Brazil’s real fell for the first time in five days as growing signs of recovery in the U.S. labor market added to speculation that the Federal Reserve will begin raising interest rates sooner than expected.
The currency dropped 0.9 percent to 2.3958 per U.S. dollar at the close of trade in Sao Paulo in the biggest decline among 24 emerging-market currencies tracked by Bloomberg. The real climbed earlier today to 2.3601, the strongest intraday level since Sept. 19.
Projected shifts in the currency have mounted before the Oct. 26 second round of the presidential vote, with one-month implied volatility on options for the real increasing today to 23 percent, the highest among developing nations. The real also dropped today as Aecio Neves, who is challenging President Dilma Rousseff in the runoff, still awaited an endorsement from Marina Silva, who finished third in the first round.

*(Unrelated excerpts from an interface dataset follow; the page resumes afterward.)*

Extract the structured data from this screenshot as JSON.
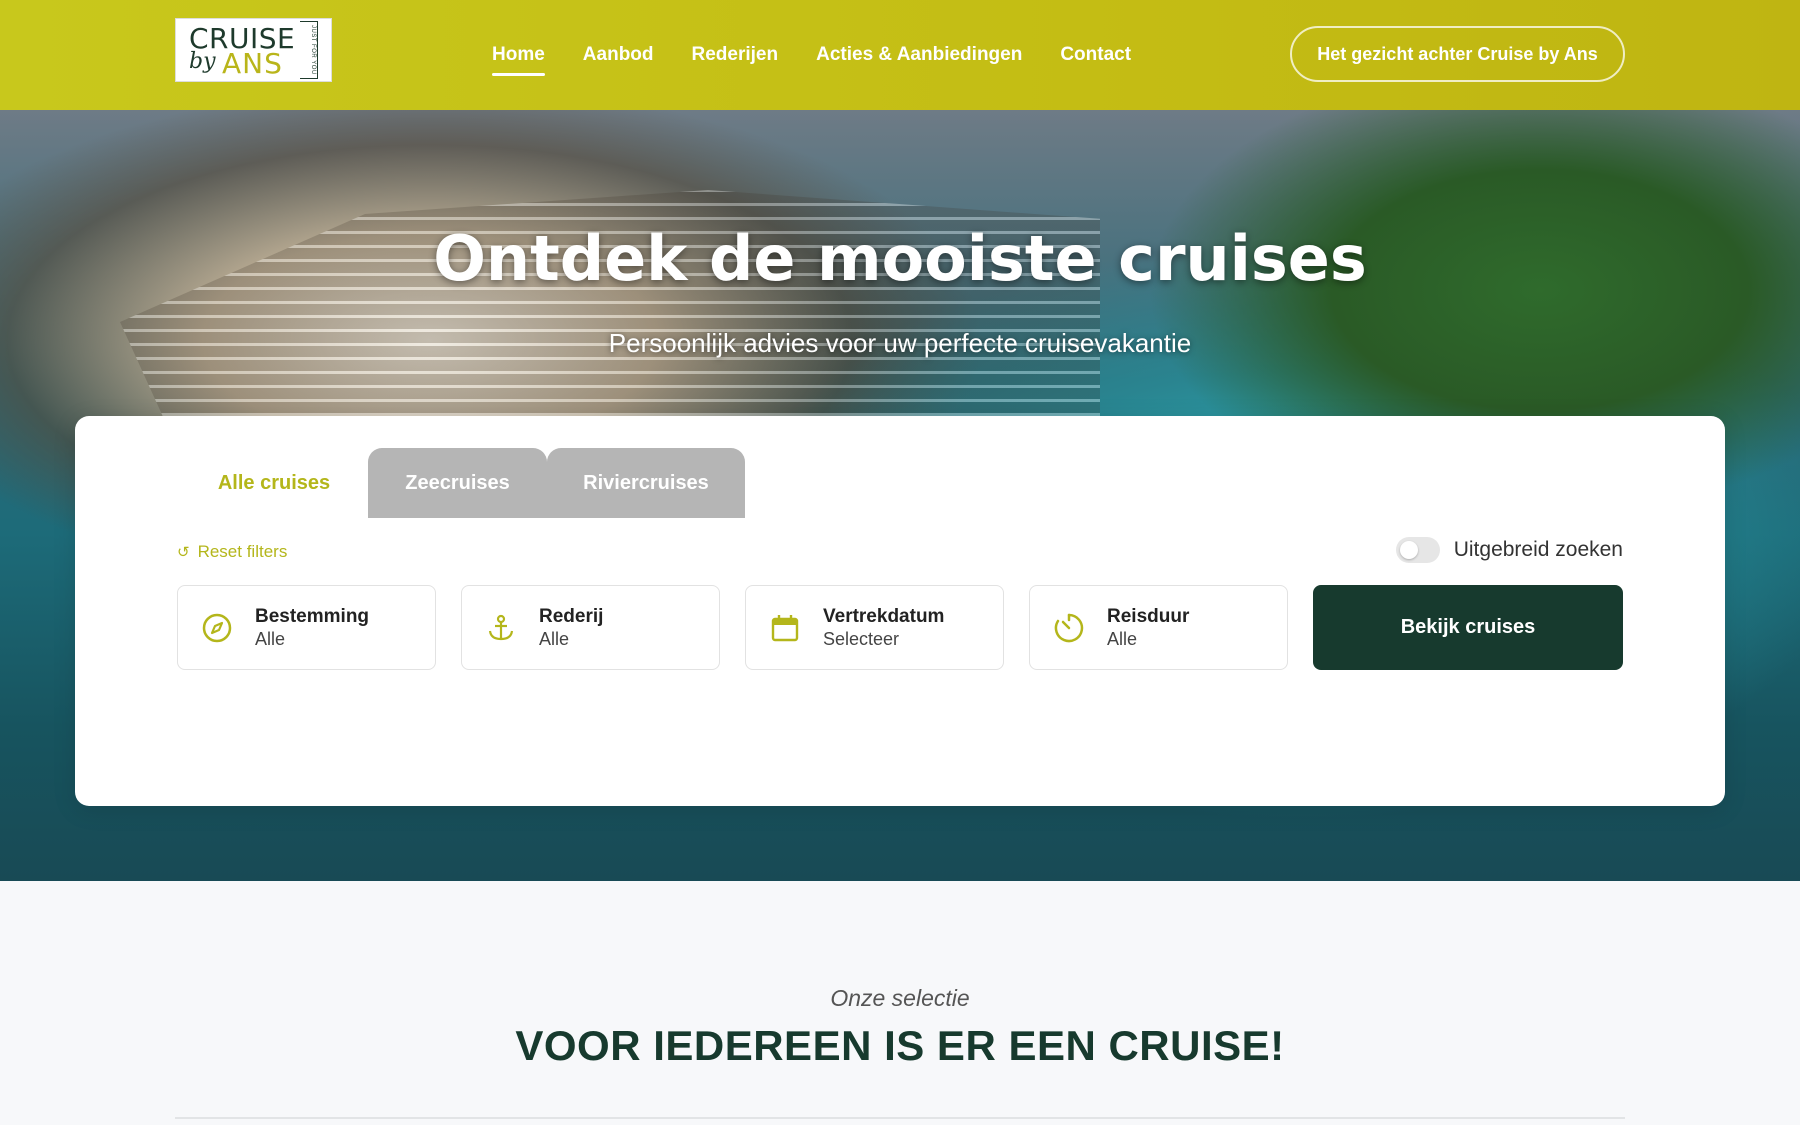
{
  "logo": {
    "line1": "CRUISE",
    "line2_by": "by",
    "line2_name": "ANS",
    "tagline": "JUST FOR YOU"
  },
  "nav": {
    "items": [
      {
        "label": "Home",
        "active": true
      },
      {
        "label": "Aanbod"
      },
      {
        "label": "Rederijen"
      },
      {
        "label": "Acties & Aanbiedingen"
      },
      {
        "label": "Contact"
      }
    ],
    "cta_label": "Het gezicht achter Cruise by Ans"
  },
  "hero": {
    "title": "Ontdek de mooiste cruises",
    "subtitle": "Persoonlijk advies voor uw perfecte cruisevakantie"
  },
  "search": {
    "tabs": [
      {
        "label": "Alle cruises",
        "active": true
      },
      {
        "label": "Zeecruises"
      },
      {
        "label": "Riviercruises"
      }
    ],
    "reset_label": "Reset filters",
    "advanced_label": "Uitgebreid zoeken",
    "advanced_enabled": false,
    "filters": [
      {
        "icon": "compass-icon",
        "label": "Bestemming",
        "value": "Alle"
      },
      {
        "icon": "anchor-icon",
        "label": "Rederij",
        "value": "Alle"
      },
      {
        "icon": "calendar-icon",
        "label": "Vertrekdatum",
        "value": "Selecteer"
      },
      {
        "icon": "timer-icon",
        "label": "Reisduur",
        "value": "Alle"
      }
    ],
    "submit_label": "Bekijk cruises"
  },
  "section": {
    "kicker": "Onze selectie",
    "headline": "VOOR IEDEREEN IS ER EEN CRUISE!"
  },
  "colors": {
    "header": "#c4bd14",
    "accent": "#b4b61b",
    "dark_green": "#173a2e",
    "tab_inactive": "#b5b5b5"
  }
}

“Better-than-expected U.S. job data helped boost the dollar versus the real,” Luciano Copi, manager at Correparti Corretora de Cambio in Curitiba, Brazil, said in an e-mailed research note to clients. “Silva’s postponement of the announcement that she would support Neves also generated speculation.”
Silva is seeking Neves’s commitment to political changes she favors, Beto Albuquerque, who was Silva’s running mate, said in Brasilia. Neves did receive the backing of the Brazilian Socialist Party, on whose ticket Silva ran.
Speculation that a new government would revive economic growth and curb inflation helped to push the real to a one-month high in August.
Consumer prices increased 6.75 percent in the 12 months through September, the fastest pace since October 2011, the national statistics agency reported yesterday. The official target is 4.5 percent plus or minus 2 percentage points.
Gross domestic product shrank by 0.6 percent in the second quarter from the previous three months after contracting a revised 0.2 percent from January through March.
In the Oct. 5 first round of the election, Rousseff had 42 percent of the vote, followed by Neves with 34 percent and Silva 21 percent. Neves received more than the 26 percent support he garnered in a Datafolha poll published Oct. 4.
Swap rates, a gauge of expectations for changes in borrowing costs, rose 0.03 percentage point to 11.86 percent today on the contract due in January 2016.
The central bank raised the target lending rate by 3.75 percentage points in the year through April to a two-year high of 11 percent in an effort to curb inflation before holding borrowing costs steady for the past three meetings.
Brazil sold today $197.8 million of foreign-exchange swaps as part of an intervention program to support the currency and rolled over contracts worth $393.4 million.
In the U.S., figures from the Labor Department showed that the number of people seeking jobless benefits at state employment agencies averaged 287,750 in the four weeks ended Oct. 4, an eight-year low.